_Exercise instructions_. Please give again every entry exactly as it appears, setting aside the pictures.

***

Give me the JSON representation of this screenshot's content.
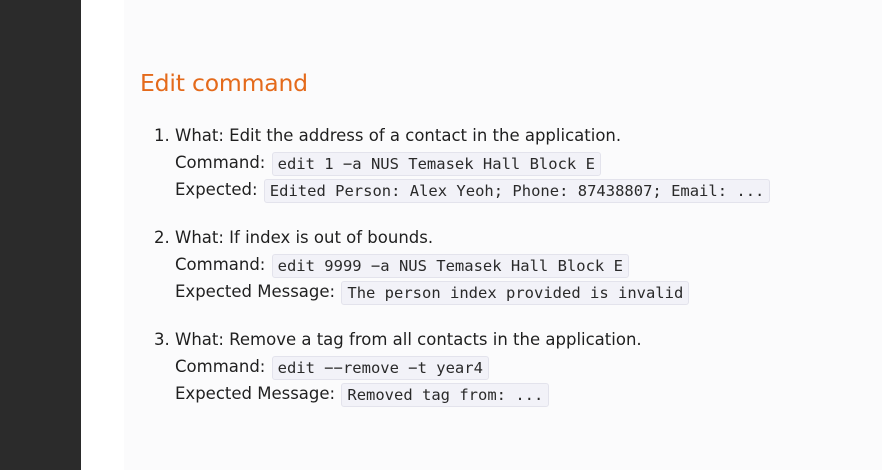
{
  "section": {
    "title": "Edit command"
  },
  "steps": [
    {
      "number": "1.",
      "what": "What: Edit the address of a contact in the application.",
      "command_label": "Command:",
      "command": "edit 1 −a NUS Temasek Hall Block E",
      "expected_label": "Expected:",
      "expected": "Edited Person: Alex Yeoh; Phone: 87438807; Email: ..."
    },
    {
      "number": "2.",
      "what": "What: If index is out of bounds.",
      "command_label": "Command:",
      "command": "edit 9999 −a NUS Temasek Hall Block E",
      "expected_label": "Expected Message:",
      "expected": "The person index provided is invalid"
    },
    {
      "number": "3.",
      "what": "What: Remove a tag from all contacts in the application.",
      "command_label": "Command:",
      "command": "edit −−remove −t year4",
      "expected_label": "Expected Message:",
      "expected": "Removed tag from: ..."
    }
  ]
}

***

_Exercise response_.
Give me the JSON representation of this screenshot's content.
{
  "section": {
    "title": "Edit command"
  },
  "steps": [
    {
      "number": "1.",
      "what": "What: Edit the address of a contact in the application.",
      "command_label": "Command:",
      "command": "edit 1 −a NUS Temasek Hall Block E",
      "expected_label": "Expected:",
      "expected": "Edited Person: Alex Yeoh; Phone: 87438807; Email: ..."
    },
    {
      "number": "2.",
      "what": "What: If index is out of bounds.",
      "command_label": "Command:",
      "command": "edit 9999 −a NUS Temasek Hall Block E",
      "expected_label": "Expected Message:",
      "expected": "The person index provided is invalid"
    },
    {
      "number": "3.",
      "what": "What: Remove a tag from all contacts in the application.",
      "command_label": "Command:",
      "command": "edit −−remove −t year4",
      "expected_label": "Expected Message:",
      "expected": "Removed tag from: ..."
    }
  ]
}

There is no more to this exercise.